The use of emerging tobacco products like e-cigarettes, hookahs (or water pipes) and cigars increased among teens in 2012, according to new data from the Centers for Disease Control and Prevention (CDC). At the same time, there was no significant decline in cigarette smoking or overall tobacco use among U.S. middle and high school students.
The new data, taken from the CDC’s 2012 National Youth Tobacco Survey (NYTS), was highlighted in this week’s Morbidity and Mortality Weekly Report.
Recent electronic cigarette use rose among middle school students from 0.6 percent in 2011 to 1.1 percent in 2012, and among high school students from 1.5 percent to 2.8 percent. Hookah (or water pipe) use among high school students rose from 4.1 percent to 5.4 percent from 2011 to 2012.
The report notes that the increase in the use of electronic cigarettes and hookahs could be due to an increase in marketing, availability, and visibility of these tobacco products and the perception that they may be safer alternatives to cigarettes. Electronic cigarettes, hookahs, cigars and certain other new types of tobacco products are not currently subject to FDA regulation. FDA has stated it intends to issue a proposed rule that would deem products meeting the statutory definition of a “tobacco product” to be subject to the Federal Food, Drug, and Cosmetic Act.
Another area of concern in the report is the increase in cigar use among certain groups of middle and high school students. During 2011-2012, cigar use increased dramatically among non-Hispanic black high school students from 11.7 percent to 16.7 percent, and has more than doubled since 2009. Further, cigar use among high school males in 2012 was 16.7 percent, similar to cigarette use among high school males (16.3 percent).
“This report raises a red flag about newer tobacco products,” said CDC Director Tom Frieden, M.D., M.P.H. “Cigars and hookah tobacco are smoked tobacco – addictive and deadly. We need effective action to protect our kids from addiction to nicotine.”
In their press release, CDC notes that the cigars category includes little cigars, many of which look almost exactly like cigarettes but are more affordable to teens because they are taxed at lower rates and can be sold individually, rather than by the pack. Little cigars also can be made with fruit and candy flavors that are banned from cigarettes. A CDC study published last month showed more than one in three (35.9 percent) middle and high school students who smoke cigars use flavored little cigars.
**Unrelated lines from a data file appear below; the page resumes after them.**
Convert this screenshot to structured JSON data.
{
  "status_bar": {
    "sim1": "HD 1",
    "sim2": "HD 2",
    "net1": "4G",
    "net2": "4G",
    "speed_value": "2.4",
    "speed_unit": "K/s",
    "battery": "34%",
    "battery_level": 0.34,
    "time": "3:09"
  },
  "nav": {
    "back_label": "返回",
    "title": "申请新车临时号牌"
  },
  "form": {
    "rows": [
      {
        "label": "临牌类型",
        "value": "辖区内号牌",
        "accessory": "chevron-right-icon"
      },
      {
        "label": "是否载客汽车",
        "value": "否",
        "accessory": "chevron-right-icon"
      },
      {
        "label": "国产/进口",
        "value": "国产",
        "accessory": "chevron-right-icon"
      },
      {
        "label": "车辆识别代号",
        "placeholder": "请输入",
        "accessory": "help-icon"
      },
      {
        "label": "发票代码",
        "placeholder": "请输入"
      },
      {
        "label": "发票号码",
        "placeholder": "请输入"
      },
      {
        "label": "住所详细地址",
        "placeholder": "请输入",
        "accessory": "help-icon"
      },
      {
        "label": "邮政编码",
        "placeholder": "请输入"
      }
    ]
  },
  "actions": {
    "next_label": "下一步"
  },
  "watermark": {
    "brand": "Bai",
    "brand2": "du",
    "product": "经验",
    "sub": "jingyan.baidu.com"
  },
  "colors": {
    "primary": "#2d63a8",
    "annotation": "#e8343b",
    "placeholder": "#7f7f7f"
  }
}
“A large portion of kids who use tobacco are smoking products other than cigarettes, including cigars and hookahs, which are similarly dangerous”, said Tim McAfee, M.D., M.P.H., director of the CDC’s Office on Smoking and Health. “As we close in on the 50th anniversary of the first Surgeon General’s report on the dangers of smoking, we need to apply the same strategies that work to prevent and reduce cigarette use among our youth to these new and emerging products.”
Smoking remains the leading cause of preventable death and disease in the United States, killing more than 1,200 Americans every day. More than 8 million Americans live with a smoking-related disease. Each day, more than 2,000 youth and young adults become daily smokers. Smoking-related diseases cost Americans $96 billion a year in direct health care expenses, much of which come in taxpayer-supported payments.
To read more about e-cigarettes, read a blog written by CADCA’s tobacco expert Alicia Smith, MPH earlier this year: http://www.cadca.org/blogs/detail/e-cigarettes-do-i-smell-rat.